  • The Prince Henry Site Conservation Plan is a very large document created to inform the Prince Henry Master Plan. The CP states that the Memorial Clock Tower is ranked ‘Exceptional Significance’ in heritage terms. The CP further identifies key attributes of each Prince Henry heritage item and major issues and management policies for each one. The CP goes on to say, among other things, that the Memorial Clock Tower is to be retained and conserved in its open setting and that a maintenance strategy be implemented.
  • 14 February 2017 EC meeting | It was agreed to approach the Heritage Council rather than Veterans Affairs in the first instance. As Crown Lands owns the asset, it will be necessary for the CA to work closely with that agency to achieve a desirable outcome. 
  • Council will not fund this quantum of capital work and make a commitment for ongoing energy and maintenance costs for an asset that it does not own or manage.
  • It was estimated the remedial works would cost $20,000-25,000. And, there would be further costs for power and ongoing maintenance.
  • The assessment of the clock revealed that the work required to repair the clock tower requires a power source, the running of power to the tower, new equipment and a commitment to pay the associated power costs and maintenance costs. 
  • If power were to be connected underground into the adjacent building, an Archaeological investigation and involvement would be required. 
  • A quick assessment into the running of the power underground revealed that there are heritage listed air-raid shelters under the ground in this area. This may be the reason that the power line was previously run overhead. Council did not make additional investigations for this option.
  • The Master Clockmakers recommended that a modern powered winding mechanism be added to the clock internals to ensure the clock runs reliably and with low ongoing maintenance costs. This option requires mains power. 
  • Council sought advice from three Master Clockmakers on the works required to repair the clock. They advised that the existing mechanism is set up to be run by mains power. However, there is currently no power running to the tower and the power supply has been removed.The CA, owners and residents were advised long ago that as part of the Prince Henry Master Plan, the Trust was established to maintain built and landscape elements of Heritage significance at Prince Henry.
  • Late 2016 | Social media was awash with well meaning residents wanting to get the clock up and running again, many unaware of the CA EC's significant efforts to date. 
  • The Clock Tower is Crown Lands responsibility. However, it advised the EC some time ago that it did not have the funds to repair the clock and take care of ongoing maintenance requirements. 
  • The EC then approached Randwick Council, which kindly undertook extensive investigations as to what would be required to repair the clock and take care of the ongoing maintenance.
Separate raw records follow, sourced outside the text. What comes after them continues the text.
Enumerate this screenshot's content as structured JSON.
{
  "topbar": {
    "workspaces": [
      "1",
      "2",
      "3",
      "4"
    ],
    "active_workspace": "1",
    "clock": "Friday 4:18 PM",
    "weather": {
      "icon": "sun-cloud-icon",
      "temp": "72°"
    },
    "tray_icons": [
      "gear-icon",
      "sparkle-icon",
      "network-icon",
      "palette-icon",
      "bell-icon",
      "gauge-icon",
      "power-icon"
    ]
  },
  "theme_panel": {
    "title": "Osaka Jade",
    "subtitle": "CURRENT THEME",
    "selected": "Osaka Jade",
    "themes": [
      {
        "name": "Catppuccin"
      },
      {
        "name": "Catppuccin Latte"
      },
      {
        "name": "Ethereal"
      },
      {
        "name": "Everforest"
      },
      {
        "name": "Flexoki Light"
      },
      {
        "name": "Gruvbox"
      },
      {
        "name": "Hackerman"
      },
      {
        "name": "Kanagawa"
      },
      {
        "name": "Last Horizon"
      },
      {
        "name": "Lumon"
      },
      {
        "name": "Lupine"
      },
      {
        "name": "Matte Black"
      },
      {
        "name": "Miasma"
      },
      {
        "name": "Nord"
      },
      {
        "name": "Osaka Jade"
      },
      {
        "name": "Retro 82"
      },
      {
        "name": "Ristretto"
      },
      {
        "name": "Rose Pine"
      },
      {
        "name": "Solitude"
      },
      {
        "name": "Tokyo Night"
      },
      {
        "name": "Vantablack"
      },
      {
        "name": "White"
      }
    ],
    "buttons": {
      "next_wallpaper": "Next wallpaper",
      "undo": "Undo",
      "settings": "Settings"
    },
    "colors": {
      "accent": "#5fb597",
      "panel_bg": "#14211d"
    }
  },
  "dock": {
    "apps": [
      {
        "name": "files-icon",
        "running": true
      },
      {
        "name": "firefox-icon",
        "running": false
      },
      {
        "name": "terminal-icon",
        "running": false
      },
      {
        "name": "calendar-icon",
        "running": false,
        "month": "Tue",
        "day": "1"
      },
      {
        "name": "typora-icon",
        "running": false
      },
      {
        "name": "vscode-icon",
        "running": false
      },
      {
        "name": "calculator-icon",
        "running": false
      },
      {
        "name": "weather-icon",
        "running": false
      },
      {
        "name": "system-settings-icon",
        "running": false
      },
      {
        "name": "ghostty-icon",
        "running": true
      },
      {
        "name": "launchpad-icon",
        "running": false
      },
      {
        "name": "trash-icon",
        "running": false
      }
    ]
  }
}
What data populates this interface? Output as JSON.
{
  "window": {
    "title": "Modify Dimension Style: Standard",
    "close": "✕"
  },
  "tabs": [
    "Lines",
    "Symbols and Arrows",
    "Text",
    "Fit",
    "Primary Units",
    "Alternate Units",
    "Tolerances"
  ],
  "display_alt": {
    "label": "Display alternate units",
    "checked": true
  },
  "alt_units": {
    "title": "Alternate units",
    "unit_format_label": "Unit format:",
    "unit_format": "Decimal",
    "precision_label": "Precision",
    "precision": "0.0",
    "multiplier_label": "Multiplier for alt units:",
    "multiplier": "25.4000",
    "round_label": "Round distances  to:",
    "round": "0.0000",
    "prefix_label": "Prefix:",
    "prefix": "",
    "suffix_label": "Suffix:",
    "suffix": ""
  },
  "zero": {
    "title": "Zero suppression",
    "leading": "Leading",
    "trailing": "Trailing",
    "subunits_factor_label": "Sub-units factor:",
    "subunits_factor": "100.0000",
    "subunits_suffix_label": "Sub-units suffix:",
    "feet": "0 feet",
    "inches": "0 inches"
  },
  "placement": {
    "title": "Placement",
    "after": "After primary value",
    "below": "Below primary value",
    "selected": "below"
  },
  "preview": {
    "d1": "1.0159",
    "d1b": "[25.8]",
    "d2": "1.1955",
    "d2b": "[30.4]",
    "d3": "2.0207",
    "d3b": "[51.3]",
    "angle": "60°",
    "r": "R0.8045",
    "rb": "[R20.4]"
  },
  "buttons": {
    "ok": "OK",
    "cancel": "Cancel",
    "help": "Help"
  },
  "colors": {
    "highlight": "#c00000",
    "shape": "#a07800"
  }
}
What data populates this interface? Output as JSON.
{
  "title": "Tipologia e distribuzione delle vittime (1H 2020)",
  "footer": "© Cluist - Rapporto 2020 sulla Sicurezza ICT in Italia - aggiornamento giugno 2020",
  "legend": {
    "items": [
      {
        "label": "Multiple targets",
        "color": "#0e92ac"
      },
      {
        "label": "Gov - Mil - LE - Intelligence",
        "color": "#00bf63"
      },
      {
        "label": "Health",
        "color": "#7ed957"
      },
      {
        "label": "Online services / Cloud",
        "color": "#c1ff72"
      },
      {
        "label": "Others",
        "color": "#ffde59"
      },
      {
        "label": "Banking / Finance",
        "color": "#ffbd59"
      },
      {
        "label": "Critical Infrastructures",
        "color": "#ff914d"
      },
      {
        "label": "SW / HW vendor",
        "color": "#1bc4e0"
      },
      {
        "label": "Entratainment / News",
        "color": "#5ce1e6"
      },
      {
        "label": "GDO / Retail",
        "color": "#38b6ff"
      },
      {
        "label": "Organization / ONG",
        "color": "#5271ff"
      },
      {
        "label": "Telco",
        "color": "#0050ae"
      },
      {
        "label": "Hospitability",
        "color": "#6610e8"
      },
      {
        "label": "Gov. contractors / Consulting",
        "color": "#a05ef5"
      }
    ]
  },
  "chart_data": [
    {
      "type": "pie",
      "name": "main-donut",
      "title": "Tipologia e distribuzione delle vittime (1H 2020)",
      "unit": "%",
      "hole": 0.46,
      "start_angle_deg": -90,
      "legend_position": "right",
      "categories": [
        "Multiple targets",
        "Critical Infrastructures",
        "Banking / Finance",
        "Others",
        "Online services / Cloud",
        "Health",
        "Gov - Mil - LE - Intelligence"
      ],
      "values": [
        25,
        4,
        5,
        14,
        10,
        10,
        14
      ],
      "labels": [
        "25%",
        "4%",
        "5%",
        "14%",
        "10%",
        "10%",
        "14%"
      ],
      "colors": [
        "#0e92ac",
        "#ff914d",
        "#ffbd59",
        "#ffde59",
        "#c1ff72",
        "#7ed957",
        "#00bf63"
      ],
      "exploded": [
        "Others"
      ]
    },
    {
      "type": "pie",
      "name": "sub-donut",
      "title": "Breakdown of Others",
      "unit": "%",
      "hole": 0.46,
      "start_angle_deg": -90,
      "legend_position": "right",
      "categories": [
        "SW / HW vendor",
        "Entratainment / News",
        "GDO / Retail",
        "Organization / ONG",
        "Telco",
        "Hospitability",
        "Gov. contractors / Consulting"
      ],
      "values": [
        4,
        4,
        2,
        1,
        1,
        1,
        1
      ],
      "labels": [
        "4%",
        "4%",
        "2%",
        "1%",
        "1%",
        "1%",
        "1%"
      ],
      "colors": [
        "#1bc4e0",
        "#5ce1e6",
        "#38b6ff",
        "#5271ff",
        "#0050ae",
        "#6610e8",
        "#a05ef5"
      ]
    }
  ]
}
NOTES

  • Overhead cabling is not permitted at Prince Henry. The cable previously powering the clock was disconnected — by whom, no-one seems to know. Council removed the cable on request from the CA EC because it achieved nothing, was unsightly, and was sinking lower and lower as time went on, with the potential to become a risk to public safety.
  • WWII heritage air raid shelter images at right courtesy P Armstrong 21/01/2007.